**** PROVIDED MATERIAL ****

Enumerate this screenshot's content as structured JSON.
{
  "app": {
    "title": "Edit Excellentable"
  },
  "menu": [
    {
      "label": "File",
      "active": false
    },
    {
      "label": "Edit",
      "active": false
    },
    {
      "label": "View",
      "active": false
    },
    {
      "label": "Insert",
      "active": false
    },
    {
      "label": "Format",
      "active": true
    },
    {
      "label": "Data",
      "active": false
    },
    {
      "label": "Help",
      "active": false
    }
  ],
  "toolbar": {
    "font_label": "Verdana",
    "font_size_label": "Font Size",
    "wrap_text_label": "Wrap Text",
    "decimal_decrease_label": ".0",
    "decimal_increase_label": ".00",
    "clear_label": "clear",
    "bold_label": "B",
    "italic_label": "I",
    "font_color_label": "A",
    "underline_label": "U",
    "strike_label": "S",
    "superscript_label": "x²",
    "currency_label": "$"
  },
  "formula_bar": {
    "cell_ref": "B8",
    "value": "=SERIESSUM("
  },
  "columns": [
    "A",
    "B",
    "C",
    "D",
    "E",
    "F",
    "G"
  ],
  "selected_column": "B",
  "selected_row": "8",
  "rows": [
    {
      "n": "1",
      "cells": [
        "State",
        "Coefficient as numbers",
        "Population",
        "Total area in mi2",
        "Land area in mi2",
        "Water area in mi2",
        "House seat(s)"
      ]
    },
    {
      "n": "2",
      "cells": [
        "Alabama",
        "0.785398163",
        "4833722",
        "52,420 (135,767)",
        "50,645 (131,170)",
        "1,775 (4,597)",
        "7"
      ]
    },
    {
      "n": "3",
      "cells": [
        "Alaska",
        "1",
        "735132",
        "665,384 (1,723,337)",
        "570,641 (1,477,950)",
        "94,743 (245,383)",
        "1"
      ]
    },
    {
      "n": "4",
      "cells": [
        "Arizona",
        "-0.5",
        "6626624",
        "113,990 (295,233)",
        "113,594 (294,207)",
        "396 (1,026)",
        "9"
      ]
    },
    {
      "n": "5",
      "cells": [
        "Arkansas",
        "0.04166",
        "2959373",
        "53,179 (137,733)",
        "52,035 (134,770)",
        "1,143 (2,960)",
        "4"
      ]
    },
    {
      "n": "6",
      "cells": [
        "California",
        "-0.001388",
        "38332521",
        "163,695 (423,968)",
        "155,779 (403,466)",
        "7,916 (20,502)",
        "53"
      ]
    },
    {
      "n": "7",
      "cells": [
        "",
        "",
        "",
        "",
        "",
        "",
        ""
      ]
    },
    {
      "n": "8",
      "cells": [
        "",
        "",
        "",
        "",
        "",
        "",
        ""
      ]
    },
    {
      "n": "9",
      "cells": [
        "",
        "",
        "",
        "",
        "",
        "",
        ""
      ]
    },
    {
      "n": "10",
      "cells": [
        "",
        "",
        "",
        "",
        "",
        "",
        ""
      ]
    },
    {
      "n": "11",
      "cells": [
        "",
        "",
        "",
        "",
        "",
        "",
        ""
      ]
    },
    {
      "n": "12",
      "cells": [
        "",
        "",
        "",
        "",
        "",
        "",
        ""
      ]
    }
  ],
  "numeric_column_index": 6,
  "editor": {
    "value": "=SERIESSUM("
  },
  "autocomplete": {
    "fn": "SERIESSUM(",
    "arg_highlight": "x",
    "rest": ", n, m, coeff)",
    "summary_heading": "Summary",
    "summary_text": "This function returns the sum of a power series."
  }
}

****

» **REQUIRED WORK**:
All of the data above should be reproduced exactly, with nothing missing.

» **ANSWER BELOW**:
Enumerate this screenshot's content as structured JSON.
{
  "app": {
    "title": "Edit Excellentable"
  },
  "menu": [
    {
      "label": "File",
      "active": false
    },
    {
      "label": "Edit",
      "active": false
    },
    {
      "label": "View",
      "active": false
    },
    {
      "label": "Insert",
      "active": false
    },
    {
      "label": "Format",
      "active": true
    },
    {
      "label": "Data",
      "active": false
    },
    {
      "label": "Help",
      "active": false
    }
  ],
  "toolbar": {
    "font_label": "Verdana",
    "font_size_label": "Font Size",
    "wrap_text_label": "Wrap Text",
    "decimal_decrease_label": ".0",
    "decimal_increase_label": ".00",
    "clear_label": "clear",
    "bold_label": "B",
    "italic_label": "I",
    "font_color_label": "A",
    "underline_label": "U",
    "strike_label": "S",
    "superscript_label": "x²",
    "currency_label": "$"
  },
  "formula_bar": {
    "cell_ref": "B8",
    "value": "=SERIESSUM("
  },
  "columns": [
    "A",
    "B",
    "C",
    "D",
    "E",
    "F",
    "G"
  ],
  "selected_column": "B",
  "selected_row": "8",
  "rows": [
    {
      "n": "1",
      "cells": [
        "State",
        "Coefficient as numbers",
        "Population",
        "Total area in mi2",
        "Land area in mi2",
        "Water area in mi2",
        "House seat(s)"
      ]
    },
    {
      "n": "2",
      "cells": [
        "Alabama",
        "0.785398163",
        "4833722",
        "52,420 (135,767)",
        "50,645 (131,170)",
        "1,775 (4,597)",
        "7"
      ]
    },
    {
      "n": "3",
      "cells": [
        "Alaska",
        "1",
        "735132",
        "665,384 (1,723,337)",
        "570,641 (1,477,950)",
        "94,743 (245,383)",
        "1"
      ]
    },
    {
      "n": "4",
      "cells": [
        "Arizona",
        "-0.5",
        "6626624",
        "113,990 (295,233)",
        "113,594 (294,207)",
        "396 (1,026)",
        "9"
      ]
    },
    {
      "n": "5",
      "cells": [
        "Arkansas",
        "0.04166",
        "2959373",
        "53,179 (137,733)",
        "52,035 (134,770)",
        "1,143 (2,960)",
        "4"
      ]
    },
    {
      "n": "6",
      "cells": [
        "California",
        "-0.001388",
        "38332521",
        "163,695 (423,968)",
        "155,779 (403,466)",
        "7,916 (20,502)",
        "53"
      ]
    },
    {
      "n": "7",
      "cells": [
        "",
        "",
        "",
        "",
        "",
        "",
        ""
      ]
    },
    {
      "n": "8",
      "cells": [
        "",
        "",
        "",
        "",
        "",
        "",
        ""
      ]
    },
    {
      "n": "9",
      "cells": [
        "",
        "",
        "",
        "",
        "",
        "",
        ""
      ]
    },
    {
      "n": "10",
      "cells": [
        "",
        "",
        "",
        "",
        "",
        "",
        ""
      ]
    },
    {
      "n": "11",
      "cells": [
        "",
        "",
        "",
        "",
        "",
        "",
        ""
      ]
    },
    {
      "n": "12",
      "cells": [
        "",
        "",
        "",
        "",
        "",
        "",
        ""
      ]
    }
  ],
  "numeric_column_index": 6,
  "editor": {
    "value": "=SERIESSUM("
  },
  "autocomplete": {
    "fn": "SERIESSUM(",
    "arg_highlight": "x",
    "rest": ", n, m, coeff)",
    "summary_heading": "Summary",
    "summary_text": "This function returns the sum of a power series."
  }
}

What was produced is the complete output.